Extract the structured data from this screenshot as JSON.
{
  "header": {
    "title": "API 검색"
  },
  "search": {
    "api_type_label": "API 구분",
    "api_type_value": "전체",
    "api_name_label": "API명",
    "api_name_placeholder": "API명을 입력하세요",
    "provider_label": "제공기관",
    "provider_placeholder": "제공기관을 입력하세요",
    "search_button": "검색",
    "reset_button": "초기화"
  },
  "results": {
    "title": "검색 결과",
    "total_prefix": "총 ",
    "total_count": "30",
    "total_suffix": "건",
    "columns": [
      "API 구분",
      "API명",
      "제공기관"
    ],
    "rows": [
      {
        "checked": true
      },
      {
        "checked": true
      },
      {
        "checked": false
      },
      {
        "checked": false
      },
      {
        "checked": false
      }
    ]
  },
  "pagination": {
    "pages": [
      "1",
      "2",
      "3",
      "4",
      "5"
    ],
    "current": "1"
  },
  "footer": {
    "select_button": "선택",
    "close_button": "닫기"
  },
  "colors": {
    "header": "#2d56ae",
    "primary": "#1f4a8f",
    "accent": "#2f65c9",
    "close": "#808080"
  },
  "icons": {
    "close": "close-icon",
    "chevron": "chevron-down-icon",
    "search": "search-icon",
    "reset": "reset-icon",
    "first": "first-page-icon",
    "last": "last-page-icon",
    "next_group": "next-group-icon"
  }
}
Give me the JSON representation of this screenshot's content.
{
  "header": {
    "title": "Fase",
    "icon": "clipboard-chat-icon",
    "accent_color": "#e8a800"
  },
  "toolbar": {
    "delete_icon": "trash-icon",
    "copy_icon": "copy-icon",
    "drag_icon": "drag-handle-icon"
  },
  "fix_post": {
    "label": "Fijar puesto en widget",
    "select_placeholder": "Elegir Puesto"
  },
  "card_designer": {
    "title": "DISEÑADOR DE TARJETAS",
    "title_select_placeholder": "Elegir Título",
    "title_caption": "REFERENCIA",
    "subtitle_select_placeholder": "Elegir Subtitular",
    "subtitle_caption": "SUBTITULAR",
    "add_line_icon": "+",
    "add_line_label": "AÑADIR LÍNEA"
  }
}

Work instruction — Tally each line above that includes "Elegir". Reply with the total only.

Finished exercise — 3